## Dataset records
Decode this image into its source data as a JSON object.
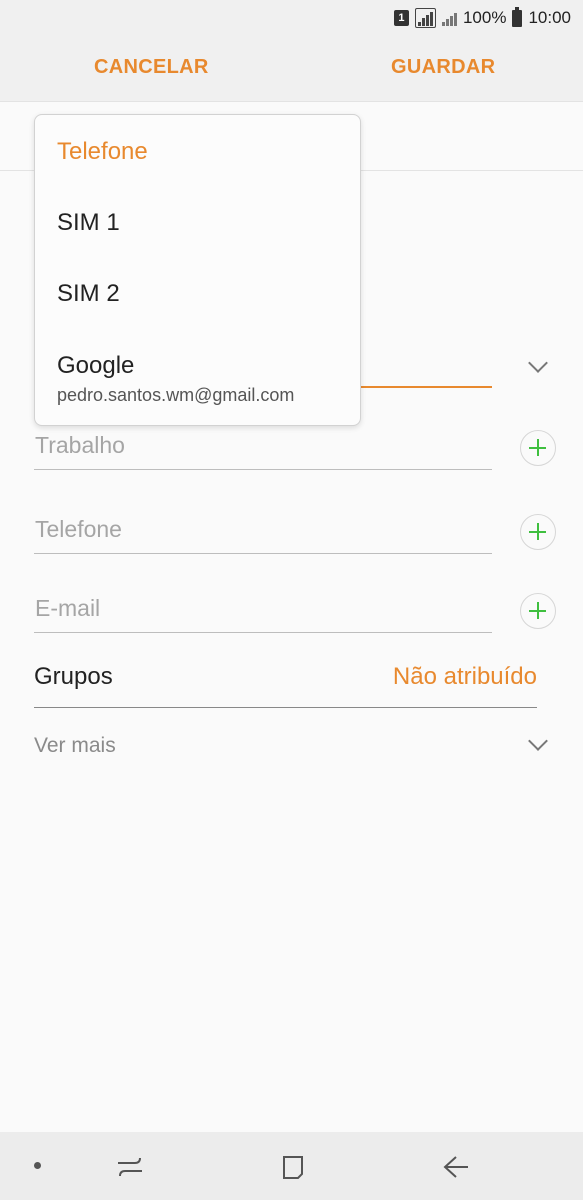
{
  "status_bar": {
    "sim_label": "1",
    "battery_text": "100%",
    "time": "10:00"
  },
  "action_bar": {
    "cancel_label": "CANCELAR",
    "save_label": "GUARDAR"
  },
  "dropdown": {
    "items": [
      {
        "label": "Telefone",
        "selected": true
      },
      {
        "label": "SIM 1"
      },
      {
        "label": "SIM 2"
      },
      {
        "label": "Google",
        "sub": "pedro.santos.wm@gmail.com"
      }
    ]
  },
  "form": {
    "work_placeholder": "Trabalho",
    "phone_placeholder": "Telefone",
    "email_placeholder": "E-mail",
    "groups_label": "Grupos",
    "groups_value": "Não atribuído",
    "see_more": "Ver mais"
  },
  "colors": {
    "accent": "#e8892e",
    "add_green": "#3fbf3f"
  }
}
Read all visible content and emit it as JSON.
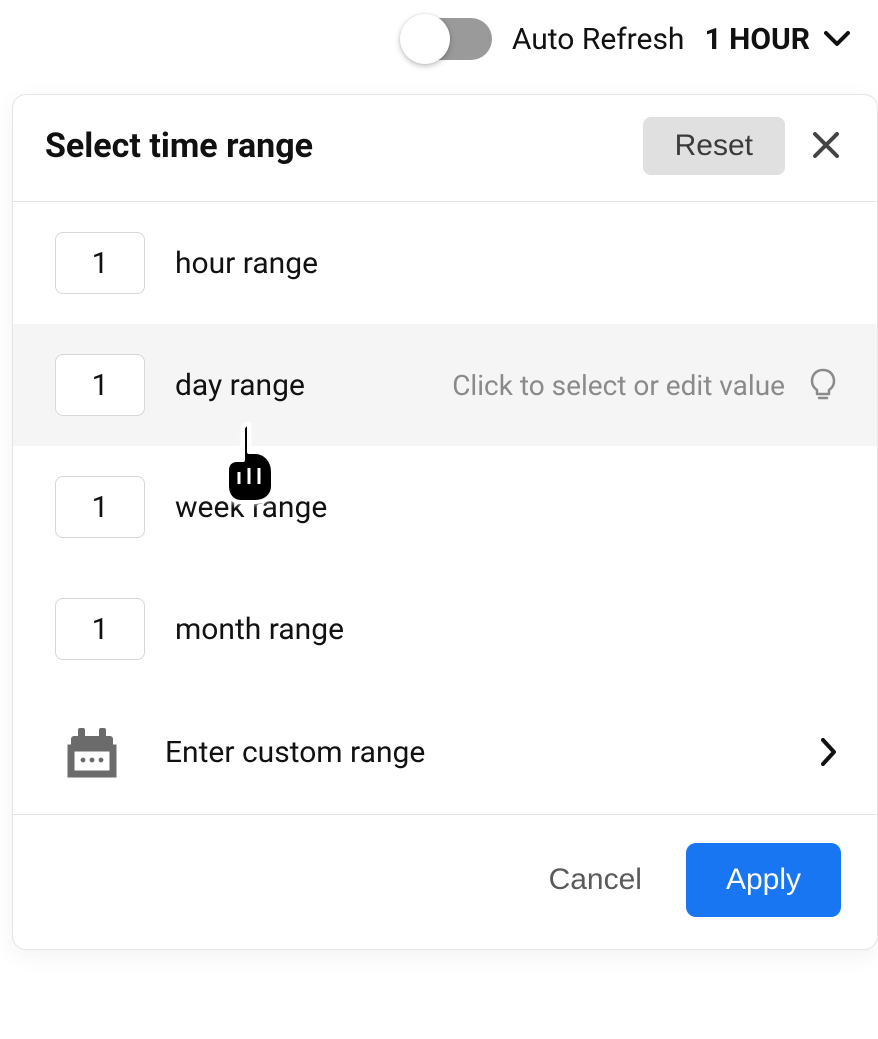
{
  "topbar": {
    "auto_refresh_label": "Auto Refresh",
    "current_value": "1 HOUR"
  },
  "popup": {
    "title": "Select time range",
    "reset_label": "Reset",
    "rows": [
      {
        "value": "1",
        "label": "hour range"
      },
      {
        "value": "1",
        "label": "day range"
      },
      {
        "value": "1",
        "label": "week range"
      },
      {
        "value": "1",
        "label": "month range"
      }
    ],
    "hover_hint": "Click to select or edit value",
    "custom_label": "Enter custom range",
    "cancel_label": "Cancel",
    "apply_label": "Apply"
  }
}
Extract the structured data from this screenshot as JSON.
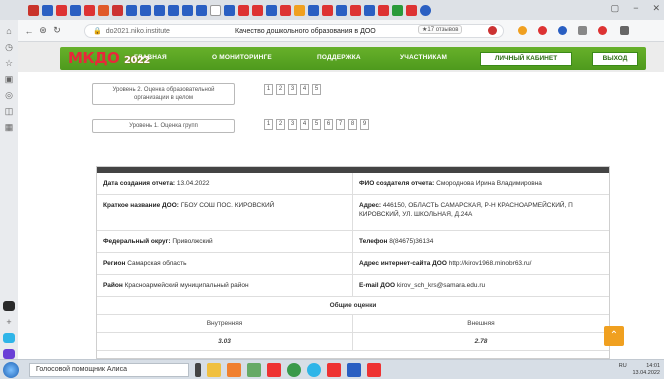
{
  "browser": {
    "url": "do2021.niko.institute",
    "page_title": "Качество дошкольного образования в ДОО",
    "reviews_badge": "★17 отзывов",
    "back_icon": "arrow-left-icon",
    "reload_icon": "reload-icon",
    "window_controls": [
      "▢",
      "−",
      "✕"
    ]
  },
  "site": {
    "logo": "МКДО",
    "logo_year": "2022",
    "nav": {
      "main": "ГЛАВНАЯ",
      "monitoring": "О МОНИТОРИНГЕ",
      "support": "ПОДДЕРЖКА",
      "participants": "УЧАСТНИКАМ",
      "cabinet": "ЛИЧНЫЙ КАБИНЕТ",
      "exit": "ВЫХОД"
    },
    "level2": {
      "label": "Уровень 2. Оценка образовательной организации в целом",
      "pages": [
        "1",
        "2",
        "3",
        "4",
        "5"
      ]
    },
    "level1": {
      "label": "Уровень 1. Оценка групп",
      "pages": [
        "1",
        "2",
        "3",
        "4",
        "5",
        "6",
        "7",
        "8",
        "9"
      ]
    },
    "report": {
      "date_label": "Дата создания отчета:",
      "date_value": "13.04.2022",
      "author_label": "ФИО создателя отчета:",
      "author_value": "Смороднова Ирина Владимировна",
      "short_name_label": "Краткое название ДОО:",
      "short_name_value": "ГБОУ СОШ ПОС. КИРОВСКИЙ",
      "address_label": "Адрес:",
      "address_value": "446150, ОБЛАСТЬ САМАРСКАЯ, Р-Н КРАСНОАРМЕЙСКИЙ, П КИРОВСКИЙ, УЛ. ШКОЛЬНАЯ, Д.24А",
      "district_label": "Федеральный округ:",
      "district_value": "Приволжский",
      "phone_label": "Телефон",
      "phone_value": "8(84675)36134",
      "region_label": "Регион",
      "region_value": "Самарская область",
      "website_label": "Адрес интернет-сайта ДОО",
      "website_value": "http://kirov1968.minobr63.ru/",
      "area_label": "Район",
      "area_value": "Красноармейский муниципальный район",
      "email_label": "E-mail ДОО",
      "email_value": "kirov_sch_krs@samara.edu.ru",
      "summary_title": "Общие оценки",
      "internal_label": "Внутренняя",
      "external_label": "Внешняя",
      "internal_value": "3.03",
      "external_value": "2.78"
    }
  },
  "taskbar": {
    "assistant": "Голосовой помощник Алиса",
    "tray_lang": "RU",
    "time": "14:01",
    "date": "13.04.2022"
  },
  "colors": {
    "nav_green": "#5aa624",
    "logo_red": "#e8283a",
    "to_top_orange": "#f0a020"
  }
}
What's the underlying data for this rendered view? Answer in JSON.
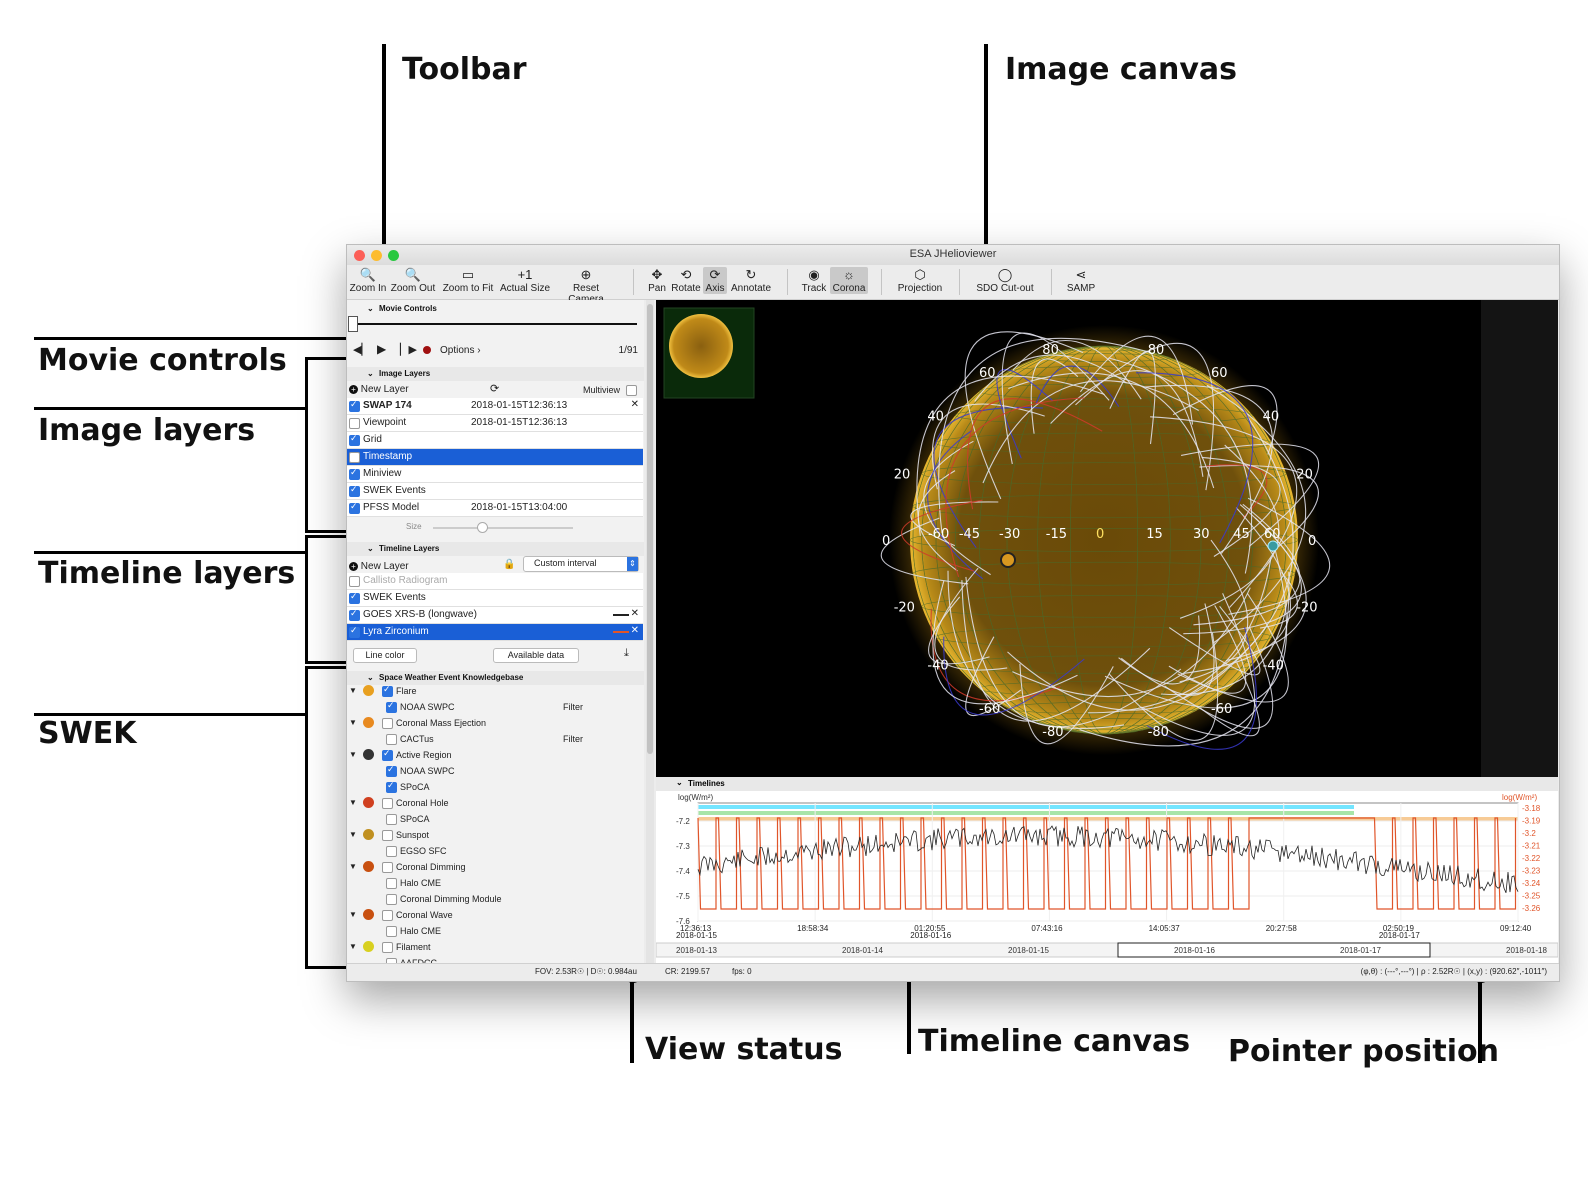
{
  "callouts": {
    "toolbar": "Toolbar",
    "image_canvas": "Image  canvas",
    "movie_controls": "Movie controls",
    "image_layers": "Image layers",
    "timeline_layers": "Timeline layers",
    "swek": "SWEK",
    "view_status": "View status",
    "timeline_canvas": "Timeline canvas",
    "pointer_position": "Pointer position"
  },
  "window": {
    "title": "ESA JHelioviewer"
  },
  "toolbar": {
    "buttons": [
      {
        "label": "Zoom In",
        "icon": "zoom-in-icon",
        "glyph": "🔍"
      },
      {
        "label": "Zoom Out",
        "icon": "zoom-out-icon",
        "glyph": "🔍"
      },
      {
        "label": "Zoom to Fit",
        "icon": "zoom-fit-icon",
        "glyph": "▭"
      },
      {
        "label": "Actual Size",
        "icon": "actual-size-icon",
        "glyph": "+1"
      },
      {
        "label": "Reset Camera",
        "icon": "reset-camera-icon",
        "glyph": "⊕"
      },
      {
        "label": "Pan",
        "icon": "pan-icon",
        "glyph": "✥"
      },
      {
        "label": "Rotate",
        "icon": "rotate-icon",
        "glyph": "⟲"
      },
      {
        "label": "Axis",
        "icon": "axis-icon",
        "glyph": "⟳"
      },
      {
        "label": "Annotate",
        "icon": "annotate-icon",
        "glyph": "↻"
      },
      {
        "label": "Track",
        "icon": "track-icon",
        "glyph": "◉"
      },
      {
        "label": "Corona",
        "icon": "corona-icon",
        "glyph": "☼"
      },
      {
        "label": "Projection",
        "icon": "projection-icon",
        "glyph": "⬡"
      },
      {
        "label": "SDO Cut-out",
        "icon": "sdo-cutout-icon",
        "glyph": "◯"
      },
      {
        "label": "SAMP",
        "icon": "share-icon",
        "glyph": "⋖"
      }
    ]
  },
  "movie_controls": {
    "header": "Movie Controls",
    "options_label": "Options ›",
    "frame": "1/91"
  },
  "image_layers": {
    "header": "Image Layers",
    "new_layer": "New Layer",
    "multiview": "Multiview",
    "layers": [
      {
        "name": "SWAP 174",
        "time": "2018-01-15T12:36:13",
        "checked": true,
        "selected": false,
        "bold": true
      },
      {
        "name": "Viewpoint",
        "time": "2018-01-15T12:36:13",
        "checked": false,
        "selected": false,
        "bold": false
      },
      {
        "name": "Grid",
        "time": "",
        "checked": true,
        "selected": false,
        "bold": false
      },
      {
        "name": "Timestamp",
        "time": "",
        "checked": false,
        "selected": true,
        "bold": false
      },
      {
        "name": "Miniview",
        "time": "",
        "checked": true,
        "selected": false,
        "bold": false
      },
      {
        "name": "SWEK Events",
        "time": "",
        "checked": true,
        "selected": false,
        "bold": false
      },
      {
        "name": "PFSS Model",
        "time": "2018-01-15T13:04:00",
        "checked": true,
        "selected": false,
        "bold": false
      }
    ],
    "size_label": "Size"
  },
  "timeline_layers": {
    "header": "Timeline Layers",
    "new_layer": "New Layer",
    "interval": "Custom interval",
    "layers": [
      {
        "name": "Callisto Radiogram",
        "checked": false,
        "selected": false,
        "disabled": true
      },
      {
        "name": "SWEK Events",
        "checked": true,
        "selected": false,
        "disabled": false
      },
      {
        "name": "GOES XRS-B (longwave)",
        "checked": true,
        "selected": false,
        "disabled": false
      },
      {
        "name": "Lyra Zirconium",
        "checked": true,
        "selected": true,
        "disabled": false
      }
    ],
    "line_color": "Line color",
    "available_data": "Available data"
  },
  "swek": {
    "header": "Space Weather Event Knowledgebase",
    "filter": "Filter",
    "items": [
      {
        "label": "Flare",
        "level": 0,
        "checked": true,
        "color": "#e8a020"
      },
      {
        "label": "NOAA SWPC",
        "level": 1,
        "checked": true,
        "filter": true
      },
      {
        "label": "Coronal Mass Ejection",
        "level": 0,
        "checked": false,
        "color": "#e88a20"
      },
      {
        "label": "CACTus",
        "level": 1,
        "checked": false,
        "filter": true
      },
      {
        "label": "Active Region",
        "level": 0,
        "checked": true,
        "color": "#333333"
      },
      {
        "label": "NOAA SWPC",
        "level": 1,
        "checked": true
      },
      {
        "label": "SPoCA",
        "level": 1,
        "checked": true
      },
      {
        "label": "Coronal Hole",
        "level": 0,
        "checked": false,
        "color": "#d04020"
      },
      {
        "label": "SPoCA",
        "level": 1,
        "checked": false
      },
      {
        "label": "Sunspot",
        "level": 0,
        "checked": false,
        "color": "#c09020"
      },
      {
        "label": "EGSO SFC",
        "level": 1,
        "checked": false
      },
      {
        "label": "Coronal Dimming",
        "level": 0,
        "checked": false,
        "color": "#c85010"
      },
      {
        "label": "Halo CME",
        "level": 1,
        "checked": false
      },
      {
        "label": "Coronal Dimming Module",
        "level": 1,
        "checked": false
      },
      {
        "label": "Coronal Wave",
        "level": 0,
        "checked": false,
        "color": "#c85010"
      },
      {
        "label": "Halo CME",
        "level": 1,
        "checked": false
      },
      {
        "label": "Filament",
        "level": 0,
        "checked": false,
        "color": "#d8d020"
      },
      {
        "label": "AAFDCC",
        "level": 1,
        "checked": false
      }
    ]
  },
  "image_canvas": {
    "grid_lon_labels": [
      "-60",
      "-45",
      "-30",
      "-15",
      "0",
      "15",
      "30",
      "45",
      "60"
    ],
    "grid_lat_labels": [
      "80",
      "60",
      "40",
      "20",
      "0",
      "-20",
      "-40",
      "-60",
      "-80"
    ]
  },
  "timelines": {
    "header": "Timelines",
    "left_unit": "log(W/m²)",
    "right_unit": "log(W/m²)",
    "left_ticks": [
      "-7.2",
      "-7.3",
      "-7.4",
      "-7.5",
      "-7.6"
    ],
    "right_ticks": [
      "-3.18",
      "-3.19",
      "-3.2",
      "-3.21",
      "-3.22",
      "-3.23",
      "-3.24",
      "-3.25",
      "-3.26"
    ],
    "x_ticks": [
      {
        "time": "12:36:13",
        "date": "2018-01-15"
      },
      {
        "time": "18:58:34",
        "date": ""
      },
      {
        "time": "01:20:55",
        "date": "2018-01-16"
      },
      {
        "time": "07:43:16",
        "date": ""
      },
      {
        "time": "14:05:37",
        "date": ""
      },
      {
        "time": "20:27:58",
        "date": ""
      },
      {
        "time": "02:50:19",
        "date": "2018-01-17"
      },
      {
        "time": "09:12:40",
        "date": ""
      }
    ],
    "overview_dates": [
      "2018-01-13",
      "2018-01-14",
      "2018-01-15",
      "2018-01-16",
      "2018-01-17",
      "2018-01-18"
    ],
    "colors": {
      "goes": "#222222",
      "lyra": "#e0552a",
      "band1": "#00d0ff",
      "band2": "#60d060",
      "band3": "#f0a040"
    }
  },
  "status": {
    "fov": "FOV: 2.53R☉ | D☉: 0.984au",
    "cr": "CR: 2199.57",
    "fps": "fps: 0",
    "pointer": "(φ,θ) : (---°,---°) | ρ : 2.52R☉ | (x,y) : (920.62″,-1011″)"
  }
}
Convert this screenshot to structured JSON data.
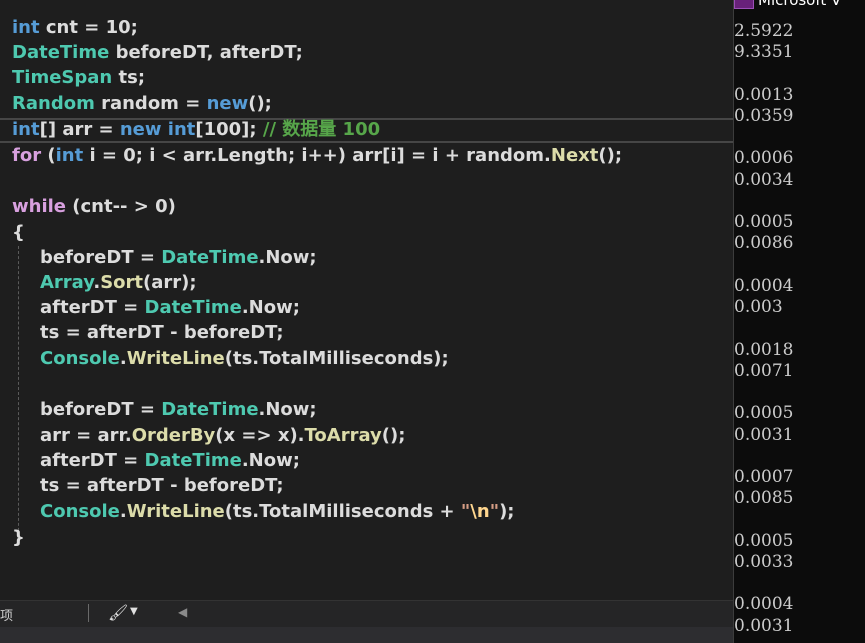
{
  "editor": {
    "code": {
      "line1": [
        "int",
        " cnt = 10;"
      ],
      "line2": [
        "DateTime",
        " beforeDT, afterDT;"
      ],
      "line3": [
        "TimeSpan",
        " ts;"
      ],
      "line4": [
        "Random",
        " random = ",
        "new",
        "();"
      ],
      "line5": [
        "int",
        "[] arr = ",
        "new",
        " ",
        "int",
        "[100]; ",
        "// 数据量 100"
      ],
      "line6": [
        "for",
        " (",
        "int",
        " i = 0; i < arr.Length; i++) arr[i] = i + random.",
        "Next",
        "();"
      ],
      "line8": [
        "while",
        " (cnt-- > 0)"
      ],
      "line9": [
        "{"
      ],
      "line10": [
        "beforeDT = ",
        "DateTime",
        ".Now;"
      ],
      "line11": [
        "Array",
        ".",
        "Sort",
        "(arr);"
      ],
      "line12": [
        "afterDT = ",
        "DateTime",
        ".Now;"
      ],
      "line13": [
        "ts = afterDT - beforeDT;"
      ],
      "line14": [
        "Console",
        ".",
        "WriteLine",
        "(ts.TotalMilliseconds);"
      ],
      "line16": [
        "beforeDT = ",
        "DateTime",
        ".Now;"
      ],
      "line17": [
        "arr = arr.",
        "OrderBy",
        "(x => x).",
        "ToArray",
        "();"
      ],
      "line18": [
        "afterDT = ",
        "DateTime",
        ".Now;"
      ],
      "line19": [
        "ts = afterDT - beforeDT;"
      ],
      "line20": [
        "Console",
        ".",
        "WriteLine",
        "(ts.TotalMilliseconds + ",
        "\"",
        "\\n",
        "\"",
        ");"
      ],
      "line21": [
        "}"
      ]
    }
  },
  "statusbar": {
    "label": "项",
    "brush_icon": "brush-icon",
    "dropdown_icon": "dropdown-arrow-icon",
    "scroll_icon": "scroll-left-icon"
  },
  "console": {
    "title": "Microsoft V",
    "output": [
      "2.5922",
      "9.3351",
      "0.0013",
      "0.0359",
      "0.0006",
      "0.0034",
      "0.0005",
      "0.0086",
      "0.0004",
      "0.003",
      "0.0018",
      "0.0071",
      "0.0005",
      "0.0031",
      "0.0007",
      "0.0085",
      "0.0005",
      "0.0033",
      "0.0004",
      "0.0031"
    ]
  },
  "colors": {
    "keyword": "#569cd6",
    "control": "#d8a0df",
    "type": "#4ec9b0",
    "method": "#dcdcaa",
    "comment": "#57a64a",
    "string": "#d69d85",
    "escape": "#ffd68f",
    "plain": "#dcdcdc"
  }
}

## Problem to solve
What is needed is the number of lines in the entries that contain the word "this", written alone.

## Written response
4